When you write the records again, keep every line exactly as it was.

Items from an interface collection:
-*-*-
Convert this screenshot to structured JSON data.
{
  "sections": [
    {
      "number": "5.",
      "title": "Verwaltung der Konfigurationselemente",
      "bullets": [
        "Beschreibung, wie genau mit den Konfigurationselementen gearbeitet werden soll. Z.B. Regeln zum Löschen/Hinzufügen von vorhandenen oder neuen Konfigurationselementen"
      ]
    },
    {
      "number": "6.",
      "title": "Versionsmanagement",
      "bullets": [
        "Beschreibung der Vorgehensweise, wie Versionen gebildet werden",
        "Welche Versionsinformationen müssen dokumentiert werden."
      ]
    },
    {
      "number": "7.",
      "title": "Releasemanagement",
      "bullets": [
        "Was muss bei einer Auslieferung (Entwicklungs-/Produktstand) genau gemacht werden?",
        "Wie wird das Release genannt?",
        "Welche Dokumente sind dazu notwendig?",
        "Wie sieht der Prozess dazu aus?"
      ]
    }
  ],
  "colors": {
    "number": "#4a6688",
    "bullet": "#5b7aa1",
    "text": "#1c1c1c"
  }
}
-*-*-
=== Exercise result ===
Convert this screenshot to structured JSON data.
{
  "sections": [
    {
      "number": "5.",
      "title": "Verwaltung der Konfigurationselemente",
      "bullets": [
        "Beschreibung, wie genau mit den Konfigurationselementen gearbeitet werden soll. Z.B. Regeln zum Löschen/Hinzufügen von vorhandenen oder neuen Konfigurationselementen"
      ]
    },
    {
      "number": "6.",
      "title": "Versionsmanagement",
      "bullets": [
        "Beschreibung der Vorgehensweise, wie Versionen gebildet werden",
        "Welche Versionsinformationen müssen dokumentiert werden."
      ]
    },
    {
      "number": "7.",
      "title": "Releasemanagement",
      "bullets": [
        "Was muss bei einer Auslieferung (Entwicklungs-/Produktstand) genau gemacht werden?",
        "Wie wird das Release genannt?",
        "Welche Dokumente sind dazu notwendig?",
        "Wie sieht der Prozess dazu aus?"
      ]
    }
  ],
  "colors": {
    "number": "#4a6688",
    "bullet": "#5b7aa1",
    "text": "#1c1c1c"
  }
}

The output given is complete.